One of the three townhouses in Reid’s Row was named the “Townes House,” in honor of the Townes family that has served the Executive Mansion since the 1970s. Nine members of the Townes family — spanning three generations — have worked in the mansion, including Tutti Townes, who currently serves as head butler.

State officials also highlighted a renovated entrance to the Capitol where a beloved Capitol police officer, Woodrow “Buddy” Dowdy III, was stationed for a decade. Dowdy, who spent 33 years on the force, died last year while undergoing treatment for COVID-19. A plaque honoring Dowdy has been added to a flowerbed next to a new guardhouse.

Northam dedicated another nearby structure, the “Sargent Building,” in honor of 1st Lt. Ruppert L. Sargent, the first African American officer to receive the Medal of Honor, America’s highest military decoration. Sargent was killed in action during the Vietnam War. The building will be used by the Division of Capitol Police as a K9 training facility.

Story Highlights

  • A set of three now-gleaming historic houses on Capitol Square was dedicated “Reid’s Row” in honor of Dr. William Ferguson “Fergie” Reid, who in 1967 became the first African American elected to the General Assembly after Reconstruction.
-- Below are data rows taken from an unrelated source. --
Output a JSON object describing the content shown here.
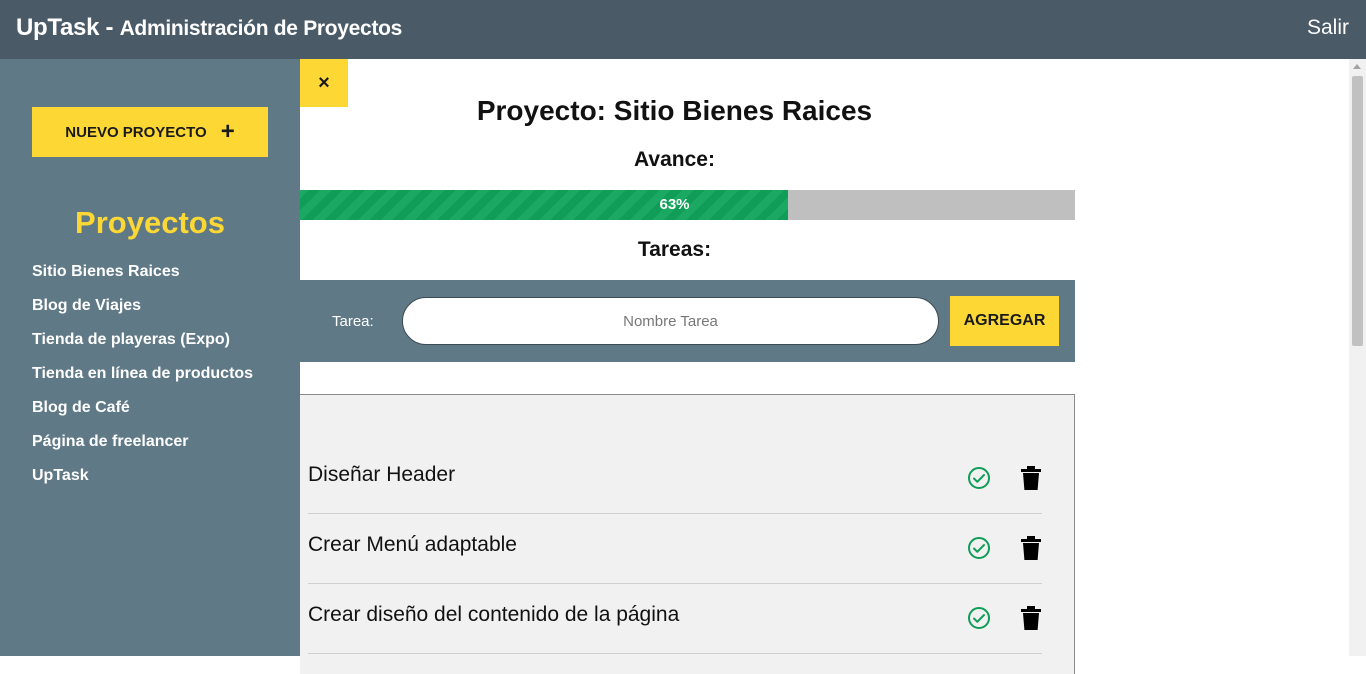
{
  "header": {
    "brand": "UpTask -",
    "subtitle": "Administración de Proyectos",
    "logout_label": "Salir"
  },
  "sidebar": {
    "new_project_label": "NUEVO PROYECTO",
    "new_project_icon": "plus-icon",
    "projects_title": "Proyectos",
    "projects": [
      "Sitio Bienes Raices",
      "Blog de Viajes",
      "Tienda de playeras (Expo)",
      "Tienda en línea de productos",
      "Blog de Café",
      "Página de freelancer",
      "UpTask"
    ]
  },
  "main": {
    "close_label": "×",
    "project_label": "Proyecto:",
    "project_name": "Sitio Bienes Raices",
    "progress_label": "Avance:",
    "progress_percent": 63,
    "progress_text": "63%",
    "tasks_label": "Tareas:",
    "form": {
      "label": "Tarea:",
      "placeholder": "Nombre Tarea",
      "value": "",
      "submit_label": "AGREGAR"
    },
    "tasks": [
      {
        "name": "Diseñar Header",
        "status": "complete"
      },
      {
        "name": "Crear Menú adaptable",
        "status": "complete"
      },
      {
        "name": "Crear diseño del contenido de la página",
        "status": "complete"
      }
    ]
  },
  "colors": {
    "topbar": "#4a5a66",
    "sidebar": "#607986",
    "accent": "#fdd835",
    "progress_fill": "#0f9d58",
    "progress_track": "#bfbfbf",
    "check": "#0f9d58"
  }
}
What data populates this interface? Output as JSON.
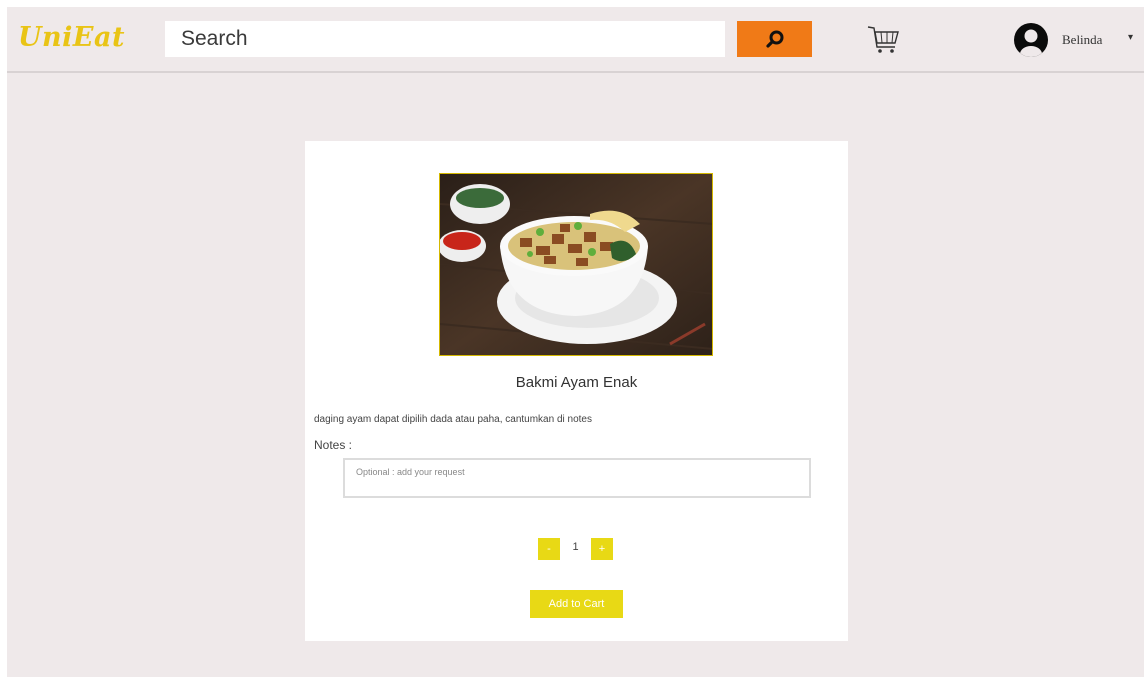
{
  "header": {
    "logo": "UniEat",
    "search_placeholder": "Search",
    "user_name": "Belinda",
    "dropdown_caret": "▾"
  },
  "product": {
    "name": "Bakmi Ayam Enak",
    "description": "daging ayam dapat dipilih dada atau paha, cantumkan di notes",
    "notes_label": "Notes :",
    "notes_placeholder": "Optional : add your request",
    "qty_minus": "-",
    "quantity": "1",
    "qty_plus": "+",
    "add_to_cart": "Add to Cart"
  },
  "colors": {
    "brand": "#e9c416",
    "search_button": "#f07a17",
    "accent": "#e8d915",
    "background": "#efe9ea"
  },
  "icons": {
    "search": "search-icon",
    "cart": "cart-icon",
    "user": "user-avatar-icon",
    "caret": "chevron-down-icon"
  }
}
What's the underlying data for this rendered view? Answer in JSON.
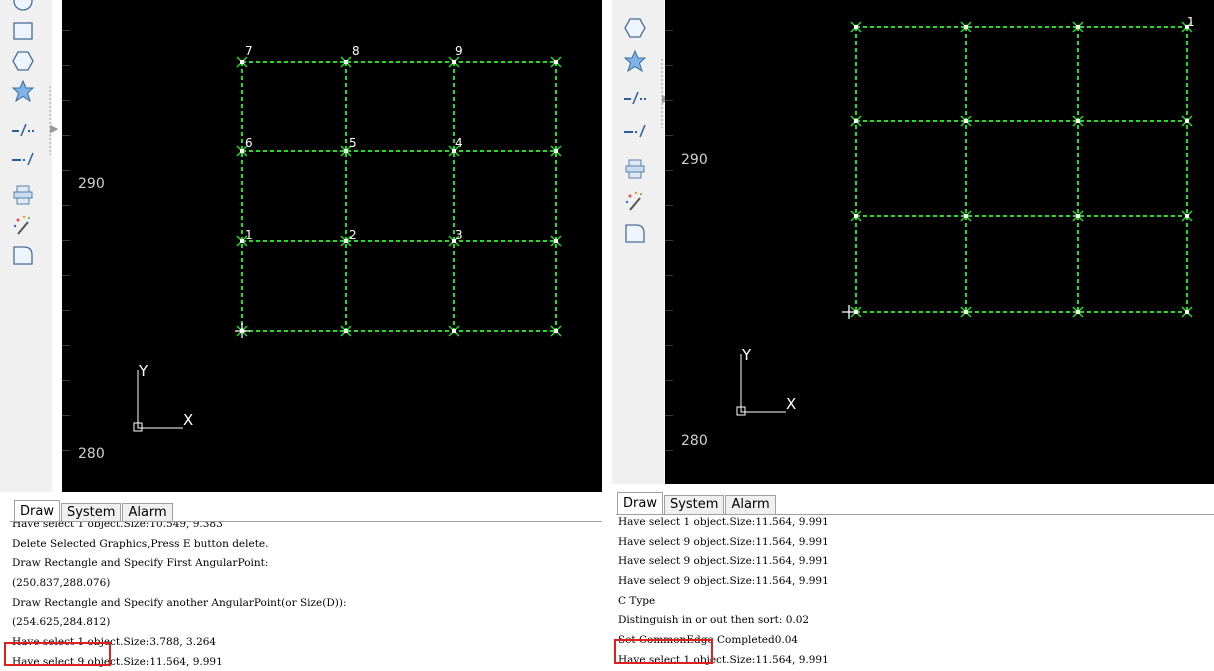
{
  "left": {
    "y_ticks": [
      "290",
      "280"
    ],
    "axis": {
      "x_label": "X",
      "y_label": "Y"
    },
    "point_labels": [
      "7",
      "8",
      "9",
      "6",
      "5",
      "4",
      "1",
      "2",
      "3"
    ],
    "tabs": [
      "Draw",
      "System",
      "Alarm"
    ],
    "log": [
      "Have select 1 object.Size:10.549, 9.383",
      "Delete Selected Graphics,Press E button delete.",
      "Draw Rectangle and Specify First AngularPoint:",
      "(250.837,288.076)",
      "Draw Rectangle and Specify another AngularPoint(or Size(D)):",
      "(254.625,284.812)",
      "Have select 1 object.Size:3.788, 3.264",
      "Have select 9 object.Size:11.564, 9.991"
    ]
  },
  "right": {
    "y_ticks": [
      "290",
      "280"
    ],
    "axis": {
      "x_label": "X",
      "y_label": "Y"
    },
    "point_labels": [
      "1"
    ],
    "tabs": [
      "Draw",
      "System",
      "Alarm"
    ],
    "log": [
      "Have select 1 object.Size:11.564, 9.991",
      "Have select 9 object.Size:11.564, 9.991",
      "Have select 9 object.Size:11.564, 9.991",
      "Have select 9 object.Size:11.564, 9.991",
      "C Type",
      "Distinguish in or out then  sort: 0.02",
      "Set CommonEdge Completed0.04",
      "Have select 1 object.Size:11.564, 9.991"
    ]
  },
  "colors": {
    "canvas": "#000000",
    "path": "#22dd22",
    "highlight": "#e02020"
  },
  "icons": [
    "ellipse-tool-icon",
    "rectangle-tool-icon",
    "hexagon-tool-icon",
    "star-tool-icon",
    "split-line-icon",
    "merge-line-icon",
    "array-copy-icon",
    "magic-wand-icon",
    "rounded-rect-icon"
  ]
}
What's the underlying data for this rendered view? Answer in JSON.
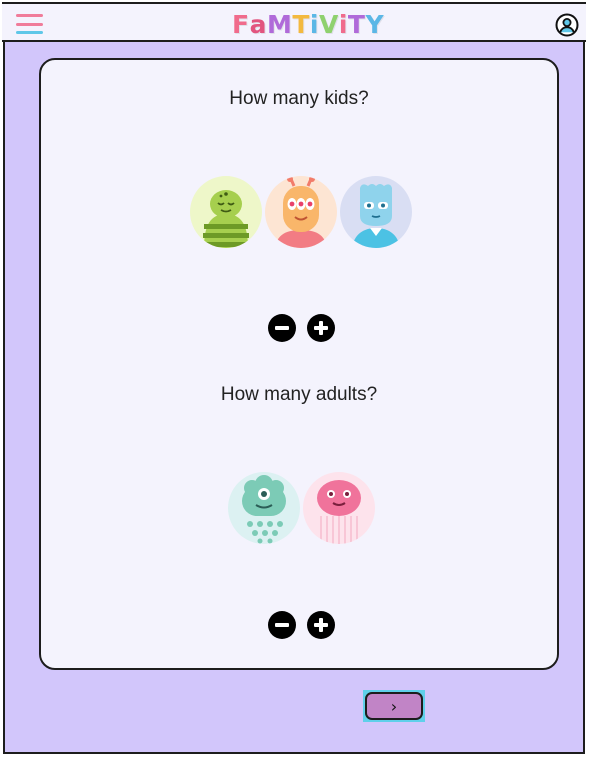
{
  "app": {
    "logo_letters": [
      "F",
      "a",
      "M",
      "T",
      "i",
      "V",
      "i",
      "T",
      "Y"
    ],
    "logo_colors": [
      "#f06b8c",
      "#e2557f",
      "#b06ad9",
      "#f3b93f",
      "#5bb7e6",
      "#8fd16e",
      "#f06b8c",
      "#b06ad9",
      "#5bb7e6"
    ]
  },
  "header": {
    "menu_icon": "hamburger-menu-icon",
    "account_icon": "user-account-icon",
    "menu_colors": [
      "#f07c9a",
      "#f07c9a",
      "#5fc7e8"
    ]
  },
  "kids_section": {
    "question": "How many kids?",
    "avatars": [
      "green-striped-monster",
      "orange-antenna-monster",
      "blue-cat-monster"
    ],
    "minus_icon": "minus-circle-icon",
    "plus_icon": "plus-circle-icon"
  },
  "adults_section": {
    "question": "How many adults?",
    "avatars": [
      "teal-cyclops-monster",
      "pink-jelly-monster"
    ],
    "minus_icon": "minus-circle-icon",
    "plus_icon": "plus-circle-icon"
  },
  "footer": {
    "next_label": "›",
    "next_icon": "chevron-right-icon"
  },
  "colors": {
    "background": "#d2c6fb",
    "card": "#f4f3fd",
    "next_button": "#c184c6",
    "next_highlight": "#5fd0ea"
  }
}
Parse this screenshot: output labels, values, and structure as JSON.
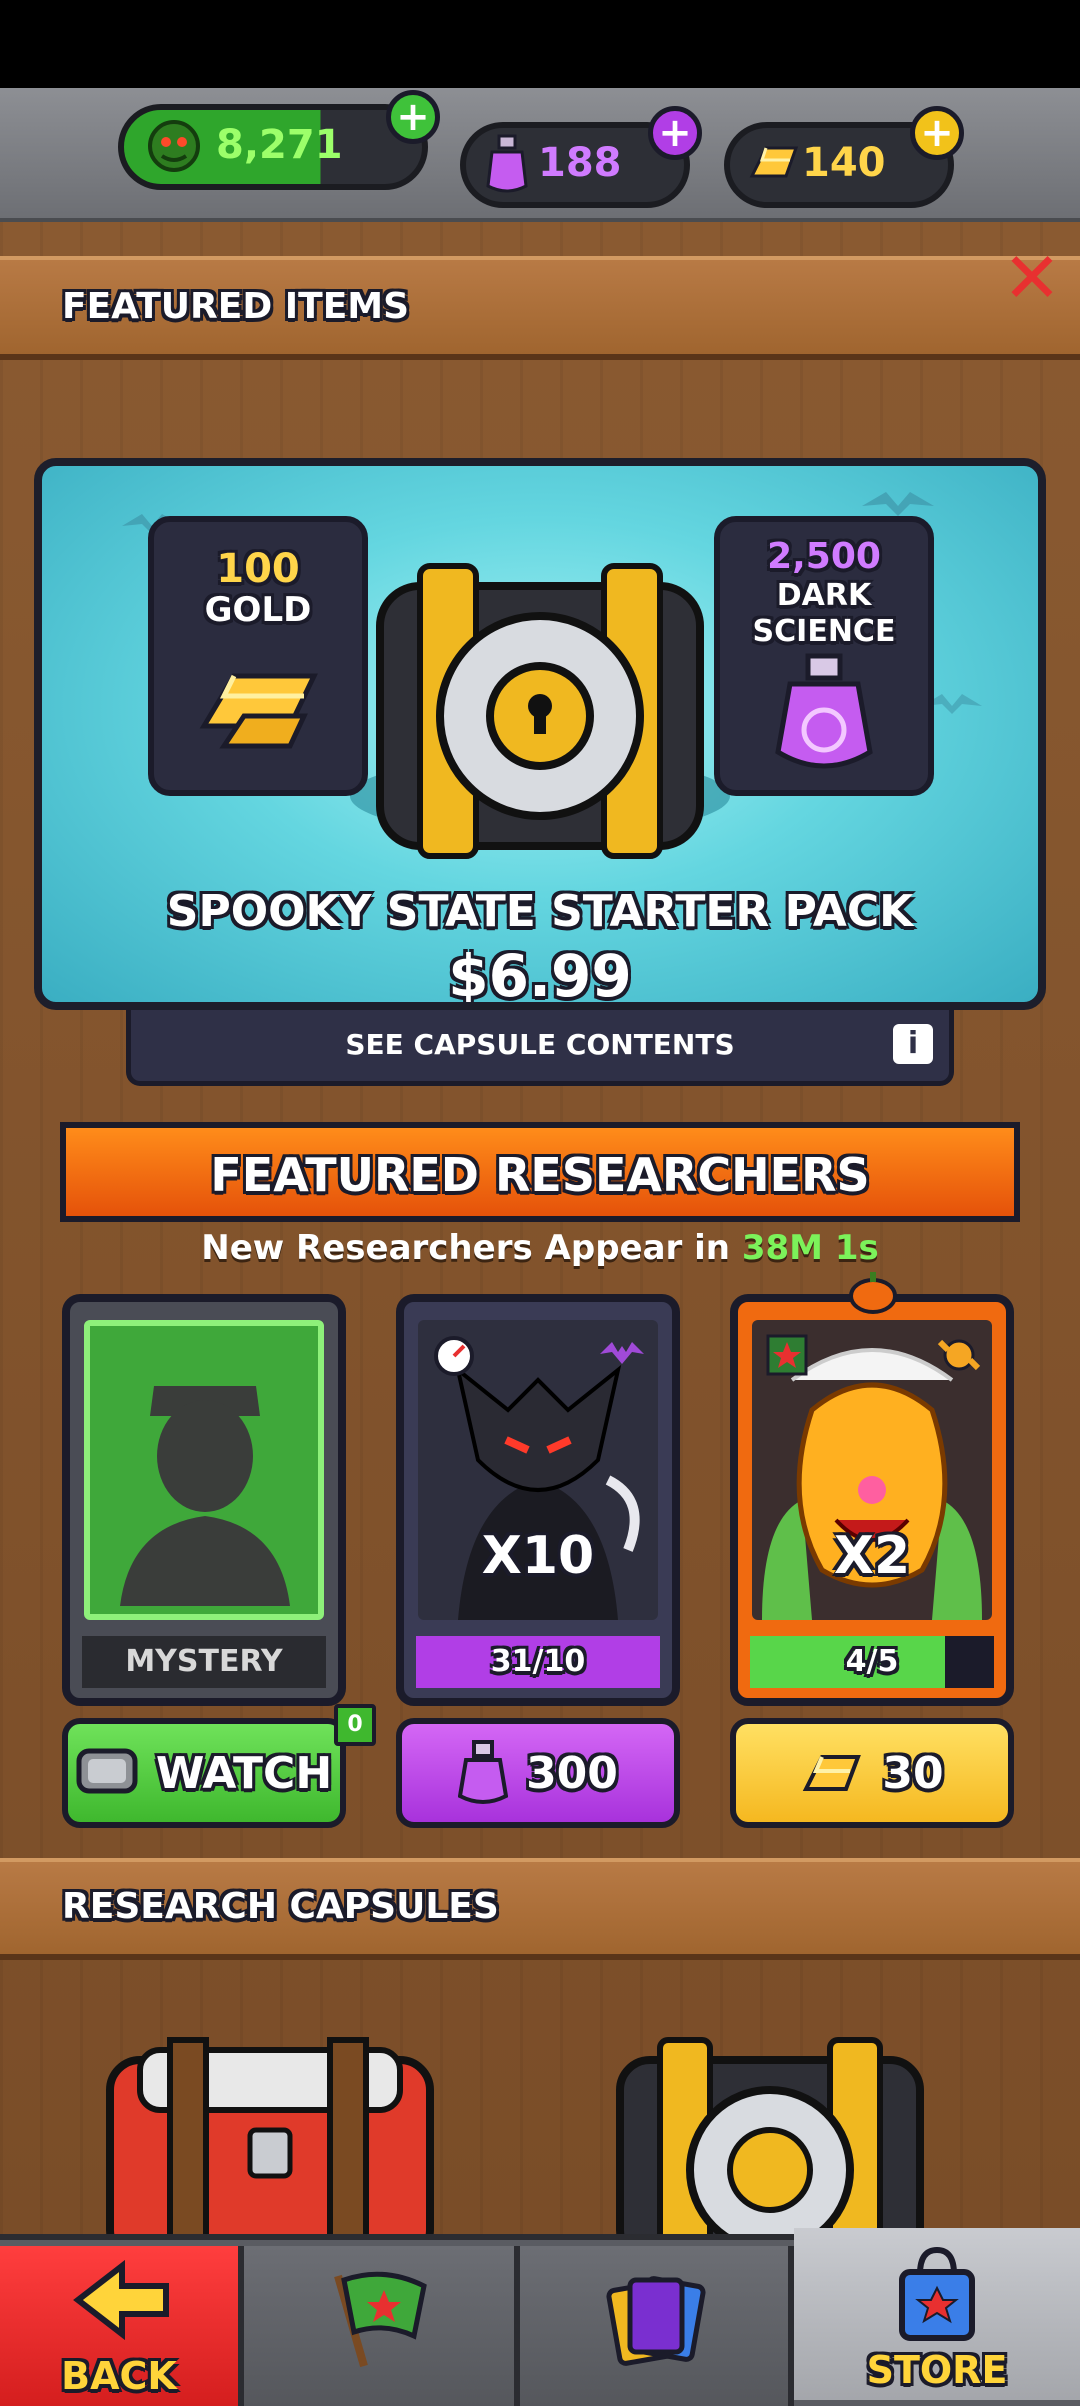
{
  "currencies": {
    "cash": {
      "value": "8,271",
      "icon": "green-cash-icon"
    },
    "dark_science": {
      "value": "188",
      "icon": "purple-potion-icon"
    },
    "gold": {
      "value": "140",
      "icon": "gold-bar-icon"
    }
  },
  "featured_items": {
    "title": "FEATURED ITEMS",
    "pack": {
      "left_reward": {
        "amount": "100",
        "label": "GOLD"
      },
      "right_reward": {
        "amount": "2,500",
        "label_line1": "DARK",
        "label_line2": "SCIENCE"
      },
      "name": "SPOOKY STATE STARTER PACK",
      "price": "$6.99",
      "contents_label": "SEE CAPSULE CONTENTS"
    }
  },
  "featured_researchers": {
    "title": "FEATURED RESEARCHERS",
    "timer_prefix": "New Researchers Appear in",
    "timer_value": "38M 1s",
    "cards": [
      {
        "label": "MYSTERY",
        "button": "WATCH",
        "badge": "0"
      },
      {
        "multiplier": "X10",
        "progress_text": "31/10",
        "progress": 1.0,
        "cost": "300"
      },
      {
        "multiplier": "X2",
        "progress_text": "4/5",
        "progress": 0.8,
        "cost": "30"
      }
    ]
  },
  "research_capsules": {
    "title": "RESEARCH CAPSULES"
  },
  "nav": {
    "back": "BACK",
    "store": "STORE"
  },
  "colors": {
    "green": "#3fc23a",
    "purple": "#b13ee6",
    "gold": "#ffc83a",
    "orange": "#f06a10",
    "red": "#e82a2a"
  }
}
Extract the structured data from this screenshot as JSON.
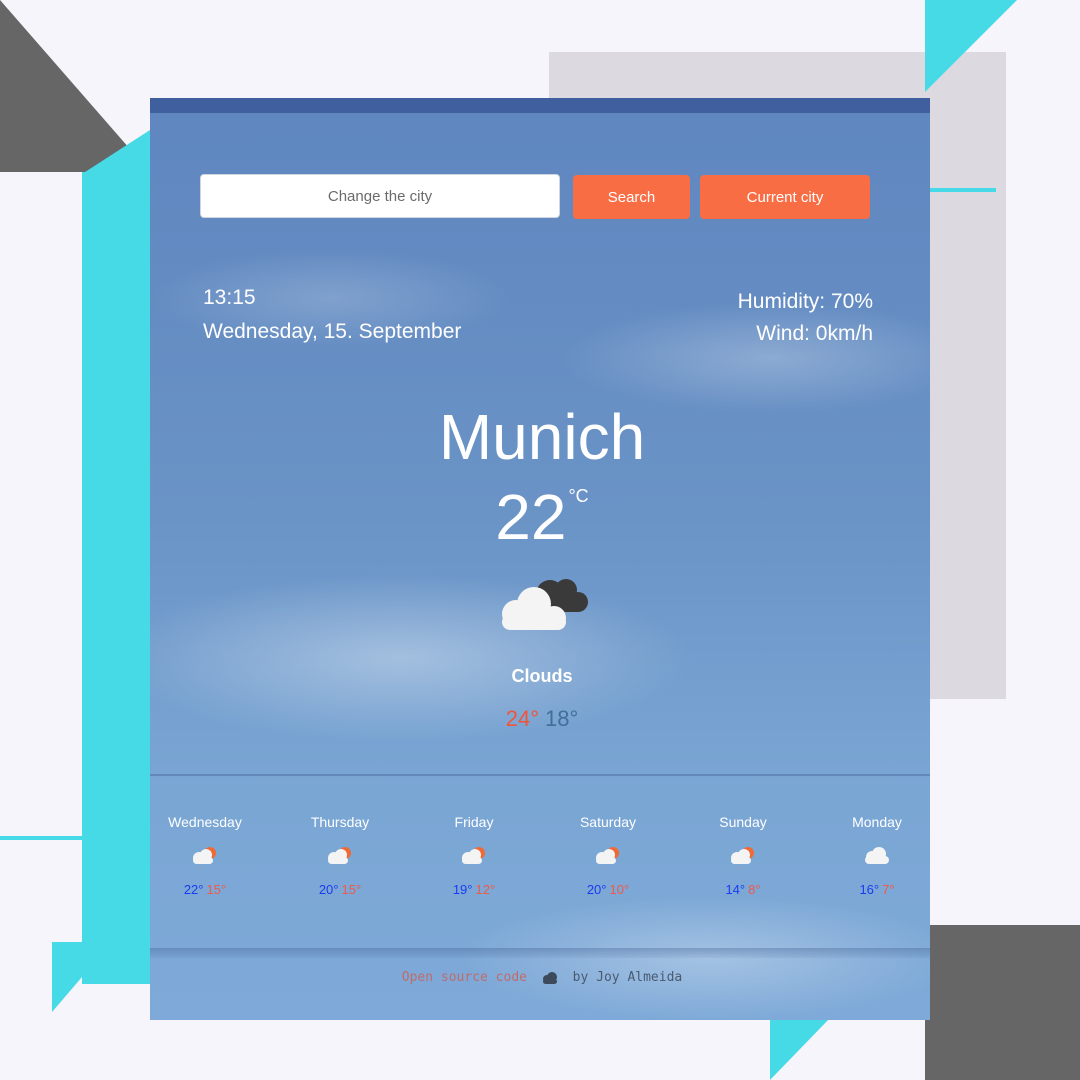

  • The dedication was part of a ceremony marking the completion and naming of other projects around the historic Capitol Square.